Give the records again in full, exactly as they appear.
--
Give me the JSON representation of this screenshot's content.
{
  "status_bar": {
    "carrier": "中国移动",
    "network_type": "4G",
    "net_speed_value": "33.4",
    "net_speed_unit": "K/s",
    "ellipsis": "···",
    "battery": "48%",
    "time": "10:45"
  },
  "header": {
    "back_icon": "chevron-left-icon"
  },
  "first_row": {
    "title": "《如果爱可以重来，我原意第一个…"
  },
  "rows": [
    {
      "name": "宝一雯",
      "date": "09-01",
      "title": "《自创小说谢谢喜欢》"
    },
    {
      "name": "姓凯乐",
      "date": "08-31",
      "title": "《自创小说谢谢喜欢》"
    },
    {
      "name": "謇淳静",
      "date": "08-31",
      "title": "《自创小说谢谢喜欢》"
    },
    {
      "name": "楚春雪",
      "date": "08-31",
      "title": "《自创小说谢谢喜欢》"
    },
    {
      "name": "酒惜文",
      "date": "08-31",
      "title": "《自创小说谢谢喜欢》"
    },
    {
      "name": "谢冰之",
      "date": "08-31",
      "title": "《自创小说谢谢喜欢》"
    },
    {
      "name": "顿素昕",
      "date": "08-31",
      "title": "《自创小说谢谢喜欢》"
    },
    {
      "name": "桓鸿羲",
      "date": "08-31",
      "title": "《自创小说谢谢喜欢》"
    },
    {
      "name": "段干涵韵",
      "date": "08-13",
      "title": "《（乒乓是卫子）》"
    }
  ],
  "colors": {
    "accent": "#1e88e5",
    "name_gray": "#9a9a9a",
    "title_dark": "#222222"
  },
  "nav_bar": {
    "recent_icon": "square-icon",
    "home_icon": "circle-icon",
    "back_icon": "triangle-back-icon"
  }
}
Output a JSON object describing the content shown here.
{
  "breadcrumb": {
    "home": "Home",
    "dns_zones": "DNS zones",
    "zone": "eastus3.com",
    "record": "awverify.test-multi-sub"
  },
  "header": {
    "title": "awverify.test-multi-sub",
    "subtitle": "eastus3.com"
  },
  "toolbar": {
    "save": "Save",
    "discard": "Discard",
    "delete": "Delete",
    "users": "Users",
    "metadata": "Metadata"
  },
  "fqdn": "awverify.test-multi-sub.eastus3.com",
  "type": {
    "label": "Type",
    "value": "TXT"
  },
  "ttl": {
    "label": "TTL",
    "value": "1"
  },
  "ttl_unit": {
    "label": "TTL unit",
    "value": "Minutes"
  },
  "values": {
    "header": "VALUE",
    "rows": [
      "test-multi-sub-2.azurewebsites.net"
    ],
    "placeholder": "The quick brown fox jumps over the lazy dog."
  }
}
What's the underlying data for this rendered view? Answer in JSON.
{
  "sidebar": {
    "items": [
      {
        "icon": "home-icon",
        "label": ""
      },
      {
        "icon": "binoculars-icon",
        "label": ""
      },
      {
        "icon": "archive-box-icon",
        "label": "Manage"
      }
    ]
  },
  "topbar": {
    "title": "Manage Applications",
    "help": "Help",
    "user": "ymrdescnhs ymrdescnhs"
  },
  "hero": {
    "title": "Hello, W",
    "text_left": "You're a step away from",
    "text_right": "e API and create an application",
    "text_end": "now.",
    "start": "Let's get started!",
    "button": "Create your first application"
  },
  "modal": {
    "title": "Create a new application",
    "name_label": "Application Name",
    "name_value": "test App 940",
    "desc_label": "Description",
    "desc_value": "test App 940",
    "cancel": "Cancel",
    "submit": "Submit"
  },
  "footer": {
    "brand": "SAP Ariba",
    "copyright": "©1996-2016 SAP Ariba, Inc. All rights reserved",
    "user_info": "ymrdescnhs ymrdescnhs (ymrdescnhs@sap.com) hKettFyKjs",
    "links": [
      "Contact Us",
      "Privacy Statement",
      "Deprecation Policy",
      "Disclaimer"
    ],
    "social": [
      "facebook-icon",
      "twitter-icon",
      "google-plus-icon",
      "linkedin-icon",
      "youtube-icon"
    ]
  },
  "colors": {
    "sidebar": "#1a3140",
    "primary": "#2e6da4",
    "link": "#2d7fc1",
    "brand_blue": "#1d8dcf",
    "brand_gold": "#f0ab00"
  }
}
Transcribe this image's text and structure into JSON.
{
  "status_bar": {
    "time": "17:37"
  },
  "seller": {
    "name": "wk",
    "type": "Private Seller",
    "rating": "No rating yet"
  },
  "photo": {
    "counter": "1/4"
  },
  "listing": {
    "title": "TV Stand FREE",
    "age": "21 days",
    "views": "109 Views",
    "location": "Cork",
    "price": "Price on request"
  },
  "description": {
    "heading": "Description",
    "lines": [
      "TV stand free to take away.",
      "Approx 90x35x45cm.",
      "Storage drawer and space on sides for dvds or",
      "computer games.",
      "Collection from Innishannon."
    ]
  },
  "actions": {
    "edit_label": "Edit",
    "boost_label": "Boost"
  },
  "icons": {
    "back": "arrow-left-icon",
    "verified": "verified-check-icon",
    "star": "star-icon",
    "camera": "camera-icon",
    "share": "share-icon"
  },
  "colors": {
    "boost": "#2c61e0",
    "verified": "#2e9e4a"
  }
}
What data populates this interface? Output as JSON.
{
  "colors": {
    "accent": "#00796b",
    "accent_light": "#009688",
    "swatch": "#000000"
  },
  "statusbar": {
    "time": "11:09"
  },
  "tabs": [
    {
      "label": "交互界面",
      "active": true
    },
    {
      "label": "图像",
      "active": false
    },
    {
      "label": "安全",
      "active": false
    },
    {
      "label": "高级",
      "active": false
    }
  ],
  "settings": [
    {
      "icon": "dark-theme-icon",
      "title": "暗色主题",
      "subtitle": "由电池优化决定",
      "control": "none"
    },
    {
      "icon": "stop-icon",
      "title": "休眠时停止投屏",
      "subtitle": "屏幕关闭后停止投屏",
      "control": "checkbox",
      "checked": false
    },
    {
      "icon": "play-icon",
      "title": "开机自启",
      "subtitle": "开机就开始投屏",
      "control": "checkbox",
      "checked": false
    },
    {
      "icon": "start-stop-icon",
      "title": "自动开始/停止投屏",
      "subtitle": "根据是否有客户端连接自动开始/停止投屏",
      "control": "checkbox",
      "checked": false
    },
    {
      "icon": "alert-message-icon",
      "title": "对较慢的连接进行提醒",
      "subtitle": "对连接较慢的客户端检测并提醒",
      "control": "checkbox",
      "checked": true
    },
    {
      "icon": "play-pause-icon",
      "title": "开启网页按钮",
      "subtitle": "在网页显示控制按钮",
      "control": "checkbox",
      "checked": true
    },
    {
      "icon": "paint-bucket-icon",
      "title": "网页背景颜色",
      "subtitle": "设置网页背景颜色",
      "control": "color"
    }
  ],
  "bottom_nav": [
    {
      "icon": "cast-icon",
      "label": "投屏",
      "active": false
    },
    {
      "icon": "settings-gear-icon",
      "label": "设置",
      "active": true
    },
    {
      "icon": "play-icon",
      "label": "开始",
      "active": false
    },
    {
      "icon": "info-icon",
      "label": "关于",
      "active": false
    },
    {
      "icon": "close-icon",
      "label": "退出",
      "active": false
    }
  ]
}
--
[Answer box]
Give me the JSON representation of this screenshot's content.
{
  "status_bar": {
    "carrier": "中国移动",
    "network_type": "4G",
    "net_speed_value": "33.4",
    "net_speed_unit": "K/s",
    "ellipsis": "···",
    "battery": "48%",
    "time": "10:45"
  },
  "header": {
    "back_icon": "chevron-left-icon"
  },
  "first_row": {
    "title": "《如果爱可以重来，我原意第一个…"
  },
  "rows": [
    {
      "name": "宝一雯",
      "date": "09-01",
      "title": "《自创小说谢谢喜欢》"
    },
    {
      "name": "姓凯乐",
      "date": "08-31",
      "title": "《自创小说谢谢喜欢》"
    },
    {
      "name": "謇淳静",
      "date": "08-31",
      "title": "《自创小说谢谢喜欢》"
    },
    {
      "name": "楚春雪",
      "date": "08-31",
      "title": "《自创小说谢谢喜欢》"
    },
    {
      "name": "酒惜文",
      "date": "08-31",
      "title": "《自创小说谢谢喜欢》"
    },
    {
      "name": "谢冰之",
      "date": "08-31",
      "title": "《自创小说谢谢喜欢》"
    },
    {
      "name": "顿素昕",
      "date": "08-31",
      "title": "《自创小说谢谢喜欢》"
    },
    {
      "name": "桓鸿羲",
      "date": "08-31",
      "title": "《自创小说谢谢喜欢》"
    },
    {
      "name": "段干涵韵",
      "date": "08-13",
      "title": "《（乒乓是卫子）》"
    }
  ],
  "colors": {
    "accent": "#1e88e5",
    "name_gray": "#9a9a9a",
    "title_dark": "#222222"
  },
  "nav_bar": {
    "recent_icon": "square-icon",
    "home_icon": "circle-icon",
    "back_icon": "triangle-back-icon"
  }
}
Output a JSON object describing the content shown here.
{
  "breadcrumb": {
    "home": "Home",
    "dns_zones": "DNS zones",
    "zone": "eastus3.com",
    "record": "awverify.test-multi-sub"
  },
  "header": {
    "title": "awverify.test-multi-sub",
    "subtitle": "eastus3.com"
  },
  "toolbar": {
    "save": "Save",
    "discard": "Discard",
    "delete": "Delete",
    "users": "Users",
    "metadata": "Metadata"
  },
  "fqdn": "awverify.test-multi-sub.eastus3.com",
  "type": {
    "label": "Type",
    "value": "TXT"
  },
  "ttl": {
    "label": "TTL",
    "value": "1"
  },
  "ttl_unit": {
    "label": "TTL unit",
    "value": "Minutes"
  },
  "values": {
    "header": "VALUE",
    "rows": [
      "test-multi-sub-2.azurewebsites.net"
    ],
    "placeholder": "The quick brown fox jumps over the lazy dog."
  }
}
What's the underlying data for this rendered view? Answer in JSON.
{
  "sidebar": {
    "items": [
      {
        "icon": "home-icon",
        "label": ""
      },
      {
        "icon": "binoculars-icon",
        "label": ""
      },
      {
        "icon": "archive-box-icon",
        "label": "Manage"
      }
    ]
  },
  "topbar": {
    "title": "Manage Applications",
    "help": "Help",
    "user": "ymrdescnhs ymrdescnhs"
  },
  "hero": {
    "title": "Hello, W",
    "text_left": "You're a step away from",
    "text_right": "e API and create an application",
    "text_end": "now.",
    "start": "Let's get started!",
    "button": "Create your first application"
  },
  "modal": {
    "title": "Create a new application",
    "name_label": "Application Name",
    "name_value": "test App 940",
    "desc_label": "Description",
    "desc_value": "test App 940",
    "cancel": "Cancel",
    "submit": "Submit"
  },
  "footer": {
    "brand": "SAP Ariba",
    "copyright": "©1996-2016 SAP Ariba, Inc. All rights reserved",
    "user_info": "ymrdescnhs ymrdescnhs (ymrdescnhs@sap.com) hKettFyKjs",
    "links": [
      "Contact Us",
      "Privacy Statement",
      "Deprecation Policy",
      "Disclaimer"
    ],
    "social": [
      "facebook-icon",
      "twitter-icon",
      "google-plus-icon",
      "linkedin-icon",
      "youtube-icon"
    ]
  },
  "colors": {
    "sidebar": "#1a3140",
    "primary": "#2e6da4",
    "link": "#2d7fc1",
    "brand_blue": "#1d8dcf",
    "brand_gold": "#f0ab00"
  }
}
Transcribe this image's text and structure into JSON.
{
  "status_bar": {
    "time": "17:37"
  },
  "seller": {
    "name": "wk",
    "type": "Private Seller",
    "rating": "No rating yet"
  },
  "photo": {
    "counter": "1/4"
  },
  "listing": {
    "title": "TV Stand FREE",
    "age": "21 days",
    "views": "109 Views",
    "location": "Cork",
    "price": "Price on request"
  },
  "description": {
    "heading": "Description",
    "lines": [
      "TV stand free to take away.",
      "Approx 90x35x45cm.",
      "Storage drawer and space on sides for dvds or",
      "computer games.",
      "Collection from Innishannon."
    ]
  },
  "actions": {
    "edit_label": "Edit",
    "boost_label": "Boost"
  },
  "icons": {
    "back": "arrow-left-icon",
    "verified": "verified-check-icon",
    "star": "star-icon",
    "camera": "camera-icon",
    "share": "share-icon"
  },
  "colors": {
    "boost": "#2c61e0",
    "verified": "#2e9e4a"
  }
}
What data populates this interface? Output as JSON.
{
  "colors": {
    "accent": "#00796b",
    "accent_light": "#009688",
    "swatch": "#000000"
  },
  "statusbar": {
    "time": "11:09"
  },
  "tabs": [
    {
      "label": "交互界面",
      "active": true
    },
    {
      "label": "图像",
      "active": false
    },
    {
      "label": "安全",
      "active": false
    },
    {
      "label": "高级",
      "active": false
    }
  ],
  "settings": [
    {
      "icon": "dark-theme-icon",
      "title": "暗色主题",
      "subtitle": "由电池优化决定",
      "control": "none"
    },
    {
      "icon": "stop-icon",
      "title": "休眠时停止投屏",
      "subtitle": "屏幕关闭后停止投屏",
      "control": "checkbox",
      "checked": false
    },
    {
      "icon": "play-icon",
      "title": "开机自启",
      "subtitle": "开机就开始投屏",
      "control": "checkbox",
      "checked": false
    },
    {
      "icon": "start-stop-icon",
      "title": "自动开始/停止投屏",
      "subtitle": "根据是否有客户端连接自动开始/停止投屏",
      "control": "checkbox",
      "checked": false
    },
    {
      "icon": "alert-message-icon",
      "title": "对较慢的连接进行提醒",
      "subtitle": "对连接较慢的客户端检测并提醒",
      "control": "checkbox",
      "checked": true
    },
    {
      "icon": "play-pause-icon",
      "title": "开启网页按钮",
      "subtitle": "在网页显示控制按钮",
      "control": "checkbox",
      "checked": true
    },
    {
      "icon": "paint-bucket-icon",
      "title": "网页背景颜色",
      "subtitle": "设置网页背景颜色",
      "control": "color"
    }
  ],
  "bottom_nav": [
    {
      "icon": "cast-icon",
      "label": "投屏",
      "active": false
    },
    {
      "icon": "settings-gear-icon",
      "label": "设置",
      "active": true
    },
    {
      "icon": "play-icon",
      "label": "开始",
      "active": false
    },
    {
      "icon": "info-icon",
      "label": "关于",
      "active": false
    },
    {
      "icon": "close-icon",
      "label": "退出",
      "active": false
    }
  ]
}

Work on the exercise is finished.